Your assignment
Output the records that follow, keeping every line exactly as it is.

Records shown
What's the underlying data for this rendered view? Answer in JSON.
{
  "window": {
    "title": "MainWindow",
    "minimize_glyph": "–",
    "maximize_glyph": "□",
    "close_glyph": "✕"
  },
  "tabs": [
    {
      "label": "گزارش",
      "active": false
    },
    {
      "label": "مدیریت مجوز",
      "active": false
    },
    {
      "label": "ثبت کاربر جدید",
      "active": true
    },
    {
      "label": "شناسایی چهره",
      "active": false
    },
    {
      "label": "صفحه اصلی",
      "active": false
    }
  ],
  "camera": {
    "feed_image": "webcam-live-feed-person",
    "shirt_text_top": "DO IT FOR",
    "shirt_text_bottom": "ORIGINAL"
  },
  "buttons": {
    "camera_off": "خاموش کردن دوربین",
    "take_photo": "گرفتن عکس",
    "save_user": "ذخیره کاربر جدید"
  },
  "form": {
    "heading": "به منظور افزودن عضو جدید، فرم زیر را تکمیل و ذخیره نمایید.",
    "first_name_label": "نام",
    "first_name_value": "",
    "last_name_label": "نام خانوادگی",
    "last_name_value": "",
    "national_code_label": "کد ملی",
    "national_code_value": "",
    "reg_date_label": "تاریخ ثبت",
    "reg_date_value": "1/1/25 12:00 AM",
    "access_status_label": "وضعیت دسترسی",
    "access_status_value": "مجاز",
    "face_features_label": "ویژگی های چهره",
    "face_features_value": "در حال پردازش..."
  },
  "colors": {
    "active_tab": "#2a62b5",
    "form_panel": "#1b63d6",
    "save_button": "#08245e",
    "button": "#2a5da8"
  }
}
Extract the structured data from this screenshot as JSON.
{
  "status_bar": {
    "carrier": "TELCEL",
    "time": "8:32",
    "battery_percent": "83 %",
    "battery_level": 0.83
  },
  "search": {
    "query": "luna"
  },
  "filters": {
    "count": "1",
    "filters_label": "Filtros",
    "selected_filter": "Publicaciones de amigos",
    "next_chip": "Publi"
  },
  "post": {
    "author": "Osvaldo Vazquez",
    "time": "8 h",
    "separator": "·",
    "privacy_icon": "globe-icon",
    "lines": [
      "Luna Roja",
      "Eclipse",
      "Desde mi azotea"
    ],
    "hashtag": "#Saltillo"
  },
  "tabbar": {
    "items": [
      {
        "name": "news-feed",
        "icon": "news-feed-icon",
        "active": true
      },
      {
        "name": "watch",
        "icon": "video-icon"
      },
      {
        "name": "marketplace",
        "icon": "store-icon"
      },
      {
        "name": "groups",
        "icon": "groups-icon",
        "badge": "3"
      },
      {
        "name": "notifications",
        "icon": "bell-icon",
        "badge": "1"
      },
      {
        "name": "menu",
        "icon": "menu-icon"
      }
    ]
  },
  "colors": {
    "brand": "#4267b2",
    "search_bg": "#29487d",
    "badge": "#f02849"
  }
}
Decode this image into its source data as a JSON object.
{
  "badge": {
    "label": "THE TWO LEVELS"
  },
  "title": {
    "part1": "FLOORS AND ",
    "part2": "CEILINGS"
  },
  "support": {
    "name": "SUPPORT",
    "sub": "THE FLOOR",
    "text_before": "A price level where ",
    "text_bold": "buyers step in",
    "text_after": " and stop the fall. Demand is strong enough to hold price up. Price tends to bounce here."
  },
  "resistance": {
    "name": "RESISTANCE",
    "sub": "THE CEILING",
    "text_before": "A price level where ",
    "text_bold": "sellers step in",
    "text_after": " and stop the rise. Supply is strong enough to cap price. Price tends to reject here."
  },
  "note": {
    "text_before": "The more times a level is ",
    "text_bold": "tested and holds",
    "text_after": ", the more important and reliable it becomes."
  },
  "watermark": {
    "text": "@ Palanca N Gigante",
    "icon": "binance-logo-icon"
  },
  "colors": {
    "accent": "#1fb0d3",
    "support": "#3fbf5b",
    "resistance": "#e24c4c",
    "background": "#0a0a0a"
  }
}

Exercise response
What's the underlying data for this rendered view? Answer in JSON.
{
  "window": {
    "title": "MainWindow",
    "minimize_glyph": "–",
    "maximize_glyph": "□",
    "close_glyph": "✕"
  },
  "tabs": [
    {
      "label": "گزارش",
      "active": false
    },
    {
      "label": "مدیریت مجوز",
      "active": false
    },
    {
      "label": "ثبت کاربر جدید",
      "active": true
    },
    {
      "label": "شناسایی چهره",
      "active": false
    },
    {
      "label": "صفحه اصلی",
      "active": false
    }
  ],
  "camera": {
    "feed_image": "webcam-live-feed-person",
    "shirt_text_top": "DO IT FOR",
    "shirt_text_bottom": "ORIGINAL"
  },
  "buttons": {
    "camera_off": "خاموش کردن دوربین",
    "take_photo": "گرفتن عکس",
    "save_user": "ذخیره کاربر جدید"
  },
  "form": {
    "heading": "به منظور افزودن عضو جدید، فرم زیر را تکمیل و ذخیره نمایید.",
    "first_name_label": "نام",
    "first_name_value": "",
    "last_name_label": "نام خانوادگی",
    "last_name_value": "",
    "national_code_label": "کد ملی",
    "national_code_value": "",
    "reg_date_label": "تاریخ ثبت",
    "reg_date_value": "1/1/25 12:00 AM",
    "access_status_label": "وضعیت دسترسی",
    "access_status_value": "مجاز",
    "face_features_label": "ویژگی های چهره",
    "face_features_value": "در حال پردازش..."
  },
  "colors": {
    "active_tab": "#2a62b5",
    "form_panel": "#1b63d6",
    "save_button": "#08245e",
    "button": "#2a5da8"
  }
}
Extract the structured data from this screenshot as JSON.
{
  "status_bar": {
    "carrier": "TELCEL",
    "time": "8:32",
    "battery_percent": "83 %",
    "battery_level": 0.83
  },
  "search": {
    "query": "luna"
  },
  "filters": {
    "count": "1",
    "filters_label": "Filtros",
    "selected_filter": "Publicaciones de amigos",
    "next_chip": "Publi"
  },
  "post": {
    "author": "Osvaldo Vazquez",
    "time": "8 h",
    "separator": "·",
    "privacy_icon": "globe-icon",
    "lines": [
      "Luna Roja",
      "Eclipse",
      "Desde mi azotea"
    ],
    "hashtag": "#Saltillo"
  },
  "tabbar": {
    "items": [
      {
        "name": "news-feed",
        "icon": "news-feed-icon",
        "active": true
      },
      {
        "name": "watch",
        "icon": "video-icon"
      },
      {
        "name": "marketplace",
        "icon": "store-icon"
      },
      {
        "name": "groups",
        "icon": "groups-icon",
        "badge": "3"
      },
      {
        "name": "notifications",
        "icon": "bell-icon",
        "badge": "1"
      },
      {
        "name": "menu",
        "icon": "menu-icon"
      }
    ]
  },
  "colors": {
    "brand": "#4267b2",
    "search_bg": "#29487d",
    "badge": "#f02849"
  }
}
Decode this image into its source data as a JSON object.
{
  "badge": {
    "label": "THE TWO LEVELS"
  },
  "title": {
    "part1": "FLOORS AND ",
    "part2": "CEILINGS"
  },
  "support": {
    "name": "SUPPORT",
    "sub": "THE FLOOR",
    "text_before": "A price level where ",
    "text_bold": "buyers step in",
    "text_after": " and stop the fall. Demand is strong enough to hold price up. Price tends to bounce here."
  },
  "resistance": {
    "name": "RESISTANCE",
    "sub": "THE CEILING",
    "text_before": "A price level where ",
    "text_bold": "sellers step in",
    "text_after": " and stop the rise. Supply is strong enough to cap price. Price tends to reject here."
  },
  "note": {
    "text_before": "The more times a level is ",
    "text_bold": "tested and holds",
    "text_after": ", the more important and reliable it becomes."
  },
  "watermark": {
    "text": "@ Palanca N Gigante",
    "icon": "binance-logo-icon"
  },
  "colors": {
    "accent": "#1fb0d3",
    "support": "#3fbf5b",
    "resistance": "#e24c4c",
    "background": "#0a0a0a"
  }
}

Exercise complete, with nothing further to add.